__WHAT NEEDS TO BE DONE__: Could you copy every line from the material below in which "JSON" appears?

__INPUT DATA__:

-------------------------

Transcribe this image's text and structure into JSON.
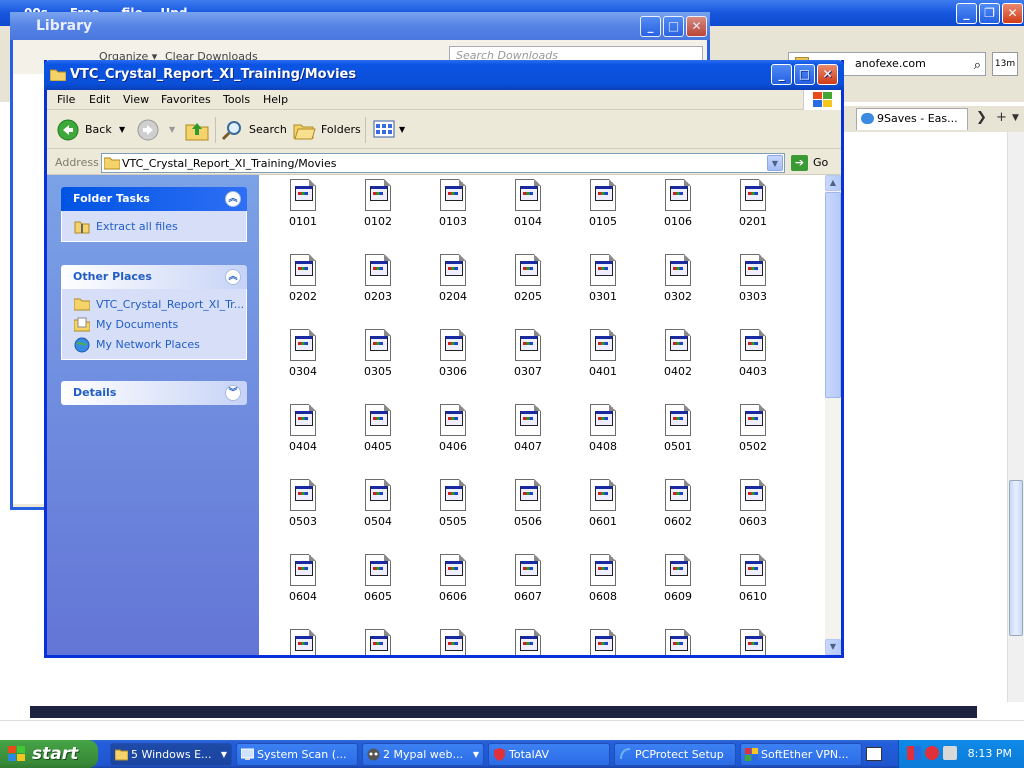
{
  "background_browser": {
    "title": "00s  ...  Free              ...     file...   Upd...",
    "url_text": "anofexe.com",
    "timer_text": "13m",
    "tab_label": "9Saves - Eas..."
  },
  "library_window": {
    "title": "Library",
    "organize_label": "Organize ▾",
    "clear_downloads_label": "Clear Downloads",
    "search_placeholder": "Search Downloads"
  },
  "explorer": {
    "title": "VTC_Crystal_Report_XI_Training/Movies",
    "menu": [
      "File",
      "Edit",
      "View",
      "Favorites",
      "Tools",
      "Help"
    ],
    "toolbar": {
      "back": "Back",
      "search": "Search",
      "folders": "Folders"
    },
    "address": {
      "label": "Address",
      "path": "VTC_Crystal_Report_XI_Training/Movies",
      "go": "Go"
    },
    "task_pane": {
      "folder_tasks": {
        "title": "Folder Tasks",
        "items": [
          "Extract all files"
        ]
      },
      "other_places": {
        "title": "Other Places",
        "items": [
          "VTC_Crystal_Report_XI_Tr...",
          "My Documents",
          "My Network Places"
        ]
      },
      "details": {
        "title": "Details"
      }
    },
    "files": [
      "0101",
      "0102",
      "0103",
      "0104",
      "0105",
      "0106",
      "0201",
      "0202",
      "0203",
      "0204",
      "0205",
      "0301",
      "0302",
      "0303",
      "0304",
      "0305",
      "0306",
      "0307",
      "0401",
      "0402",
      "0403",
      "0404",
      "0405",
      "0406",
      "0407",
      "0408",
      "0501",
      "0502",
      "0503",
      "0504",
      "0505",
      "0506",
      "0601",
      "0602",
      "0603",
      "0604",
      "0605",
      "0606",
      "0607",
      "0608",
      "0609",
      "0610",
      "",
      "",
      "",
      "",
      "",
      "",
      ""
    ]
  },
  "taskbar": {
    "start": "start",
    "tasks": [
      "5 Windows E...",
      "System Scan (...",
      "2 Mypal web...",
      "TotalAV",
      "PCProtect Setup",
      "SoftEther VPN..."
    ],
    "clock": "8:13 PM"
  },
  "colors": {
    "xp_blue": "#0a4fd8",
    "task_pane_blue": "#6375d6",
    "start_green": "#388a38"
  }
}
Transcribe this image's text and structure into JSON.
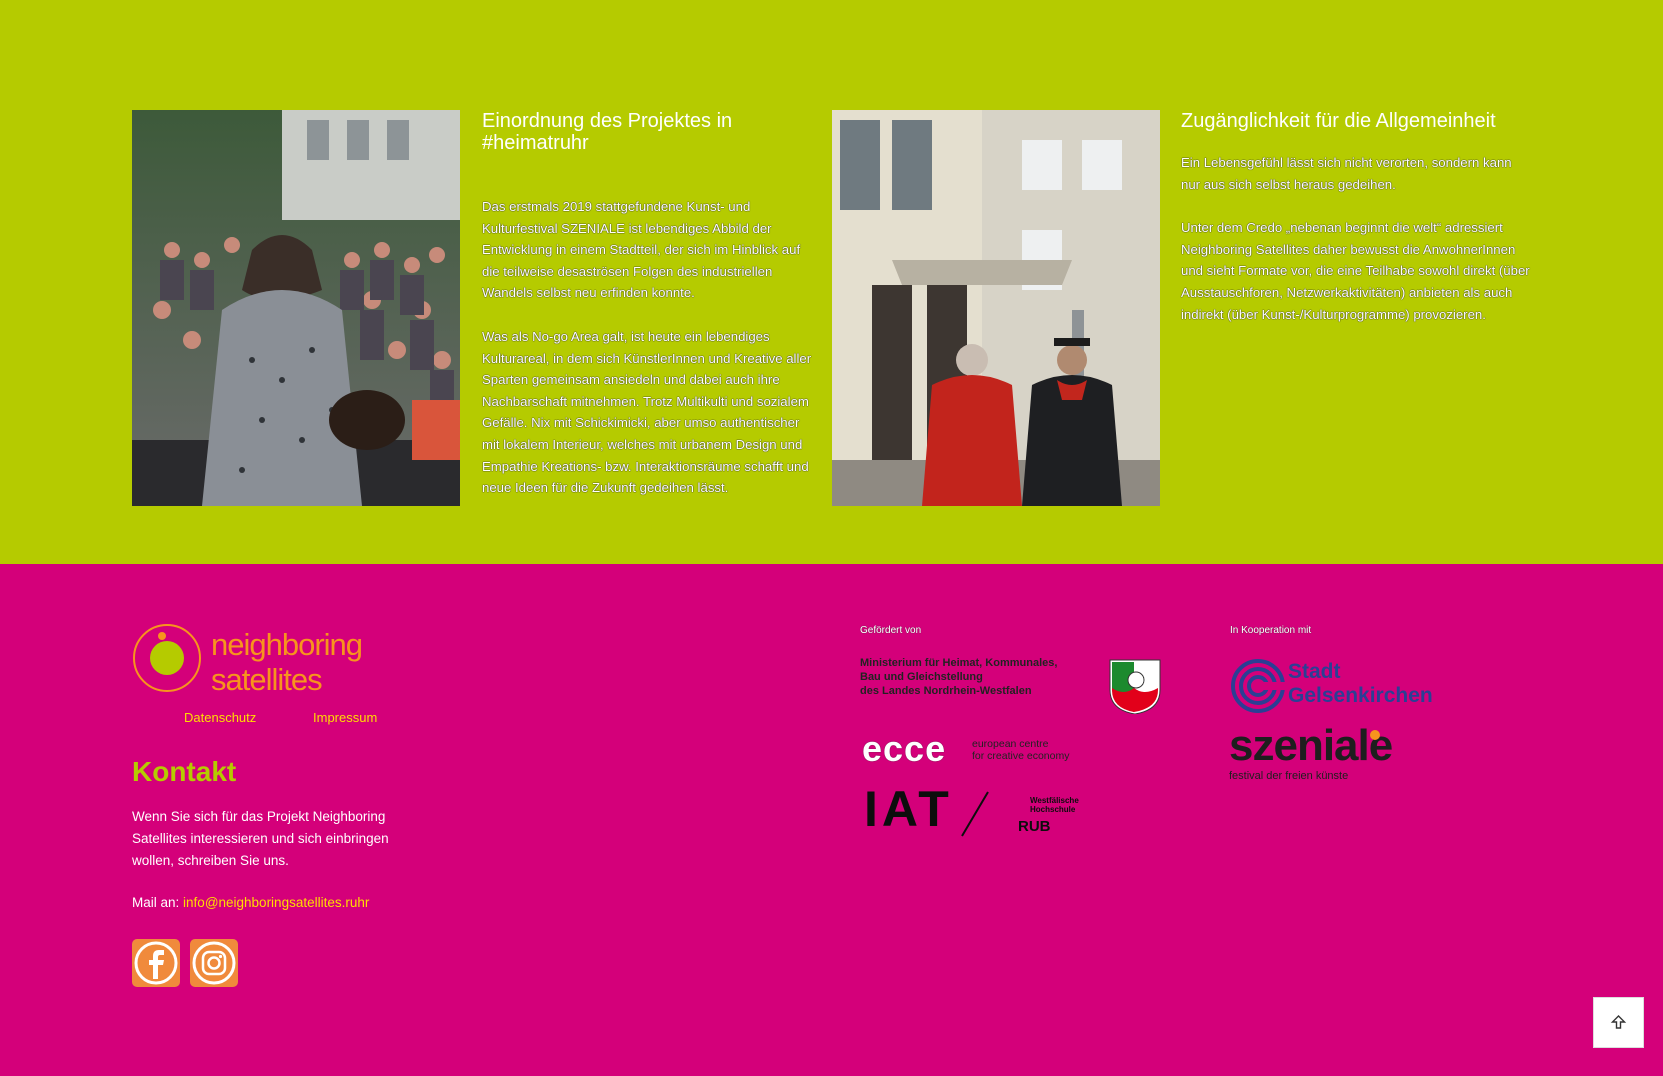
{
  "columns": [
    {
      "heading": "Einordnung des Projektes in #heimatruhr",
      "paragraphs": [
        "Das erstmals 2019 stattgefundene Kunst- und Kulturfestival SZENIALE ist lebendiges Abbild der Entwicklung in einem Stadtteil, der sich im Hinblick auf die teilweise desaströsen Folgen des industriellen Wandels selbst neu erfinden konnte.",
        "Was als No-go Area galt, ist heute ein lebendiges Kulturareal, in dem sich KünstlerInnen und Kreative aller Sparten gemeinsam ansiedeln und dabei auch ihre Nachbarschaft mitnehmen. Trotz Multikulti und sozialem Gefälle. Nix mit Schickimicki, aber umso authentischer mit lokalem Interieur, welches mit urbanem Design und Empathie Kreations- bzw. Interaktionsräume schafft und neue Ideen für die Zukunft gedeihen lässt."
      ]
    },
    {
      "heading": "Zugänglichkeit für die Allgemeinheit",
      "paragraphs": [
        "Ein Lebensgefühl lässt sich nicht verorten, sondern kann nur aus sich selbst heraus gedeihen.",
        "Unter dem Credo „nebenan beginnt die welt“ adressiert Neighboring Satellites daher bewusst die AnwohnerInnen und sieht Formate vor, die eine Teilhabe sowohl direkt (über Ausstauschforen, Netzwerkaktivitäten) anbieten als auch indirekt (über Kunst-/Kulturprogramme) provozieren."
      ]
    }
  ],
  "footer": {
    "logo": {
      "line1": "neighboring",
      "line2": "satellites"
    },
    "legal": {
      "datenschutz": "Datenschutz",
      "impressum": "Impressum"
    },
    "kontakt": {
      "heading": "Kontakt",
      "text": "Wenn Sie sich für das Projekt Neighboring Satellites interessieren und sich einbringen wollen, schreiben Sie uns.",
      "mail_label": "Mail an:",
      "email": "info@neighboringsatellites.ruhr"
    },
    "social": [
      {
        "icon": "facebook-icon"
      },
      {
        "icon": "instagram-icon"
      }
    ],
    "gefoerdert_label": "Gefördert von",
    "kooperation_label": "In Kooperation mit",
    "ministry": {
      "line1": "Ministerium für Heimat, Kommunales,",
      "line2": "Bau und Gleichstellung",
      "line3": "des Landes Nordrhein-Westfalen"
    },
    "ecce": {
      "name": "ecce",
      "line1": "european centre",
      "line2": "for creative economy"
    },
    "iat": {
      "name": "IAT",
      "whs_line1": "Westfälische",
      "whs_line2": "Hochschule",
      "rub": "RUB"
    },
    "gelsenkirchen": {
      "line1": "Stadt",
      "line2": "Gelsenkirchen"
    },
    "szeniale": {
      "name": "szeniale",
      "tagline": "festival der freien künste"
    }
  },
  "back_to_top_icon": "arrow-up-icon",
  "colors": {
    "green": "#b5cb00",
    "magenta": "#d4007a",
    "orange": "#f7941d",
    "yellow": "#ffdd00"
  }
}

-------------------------

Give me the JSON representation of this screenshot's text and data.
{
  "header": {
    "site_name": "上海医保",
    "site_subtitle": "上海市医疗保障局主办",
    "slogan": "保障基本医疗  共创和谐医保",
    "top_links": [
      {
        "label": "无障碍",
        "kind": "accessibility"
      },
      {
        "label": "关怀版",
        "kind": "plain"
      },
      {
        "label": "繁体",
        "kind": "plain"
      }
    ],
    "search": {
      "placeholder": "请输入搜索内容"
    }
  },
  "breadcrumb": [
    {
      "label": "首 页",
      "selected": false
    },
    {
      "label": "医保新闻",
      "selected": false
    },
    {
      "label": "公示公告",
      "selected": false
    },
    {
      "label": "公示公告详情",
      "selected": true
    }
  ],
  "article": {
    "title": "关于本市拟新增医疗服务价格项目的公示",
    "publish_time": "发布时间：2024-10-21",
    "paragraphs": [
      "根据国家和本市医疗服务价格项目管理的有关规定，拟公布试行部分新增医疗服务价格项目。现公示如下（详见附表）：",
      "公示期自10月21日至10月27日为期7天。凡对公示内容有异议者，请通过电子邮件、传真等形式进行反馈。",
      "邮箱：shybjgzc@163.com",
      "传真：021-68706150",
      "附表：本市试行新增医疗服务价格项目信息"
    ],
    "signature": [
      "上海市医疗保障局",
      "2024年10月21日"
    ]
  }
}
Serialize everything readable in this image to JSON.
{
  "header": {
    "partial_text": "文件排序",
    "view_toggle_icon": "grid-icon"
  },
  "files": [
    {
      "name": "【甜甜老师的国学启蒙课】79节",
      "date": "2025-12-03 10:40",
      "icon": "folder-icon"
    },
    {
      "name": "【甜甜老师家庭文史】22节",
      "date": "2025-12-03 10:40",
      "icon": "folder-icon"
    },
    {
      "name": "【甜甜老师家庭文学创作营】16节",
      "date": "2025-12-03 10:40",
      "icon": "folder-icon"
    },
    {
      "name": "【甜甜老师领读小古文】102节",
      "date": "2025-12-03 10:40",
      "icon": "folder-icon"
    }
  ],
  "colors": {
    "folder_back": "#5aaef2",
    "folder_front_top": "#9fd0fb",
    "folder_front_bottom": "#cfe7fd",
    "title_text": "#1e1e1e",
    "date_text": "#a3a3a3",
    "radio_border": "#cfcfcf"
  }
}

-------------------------

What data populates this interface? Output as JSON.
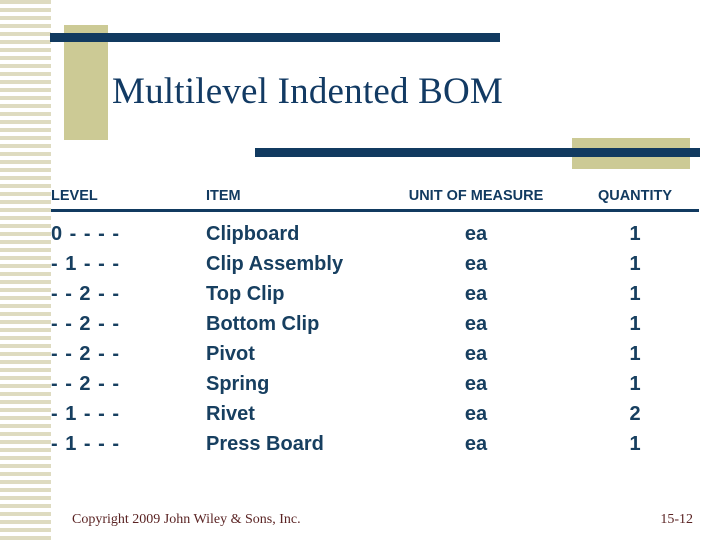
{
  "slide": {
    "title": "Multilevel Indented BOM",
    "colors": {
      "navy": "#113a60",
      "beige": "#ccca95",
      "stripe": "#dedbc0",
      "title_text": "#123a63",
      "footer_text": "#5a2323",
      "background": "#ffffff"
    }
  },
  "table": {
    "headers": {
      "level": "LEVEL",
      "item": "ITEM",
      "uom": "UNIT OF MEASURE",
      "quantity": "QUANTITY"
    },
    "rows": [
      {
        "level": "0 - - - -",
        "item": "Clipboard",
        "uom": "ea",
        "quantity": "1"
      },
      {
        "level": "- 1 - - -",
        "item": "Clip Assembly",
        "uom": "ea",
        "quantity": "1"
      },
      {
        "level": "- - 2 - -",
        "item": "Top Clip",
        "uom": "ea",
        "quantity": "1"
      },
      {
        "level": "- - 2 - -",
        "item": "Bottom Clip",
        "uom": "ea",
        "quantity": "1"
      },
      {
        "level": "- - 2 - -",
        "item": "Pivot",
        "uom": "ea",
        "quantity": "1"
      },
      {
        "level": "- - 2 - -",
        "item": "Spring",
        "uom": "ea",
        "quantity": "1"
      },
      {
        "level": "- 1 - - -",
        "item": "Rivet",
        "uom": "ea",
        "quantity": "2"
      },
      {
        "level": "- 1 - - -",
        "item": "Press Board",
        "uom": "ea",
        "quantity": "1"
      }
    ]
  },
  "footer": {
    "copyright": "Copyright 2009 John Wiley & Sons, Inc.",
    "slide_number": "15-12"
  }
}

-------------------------

__EXERCISE RESPONSE__:
Transcribe this image's text and structure into JSON.
Transcribe this image's text and structure into JSON.
Give me the JSON representation of this screenshot's text and data.
Serialize everything readable in this image to JSON.
What data populates this interface? Output as JSON.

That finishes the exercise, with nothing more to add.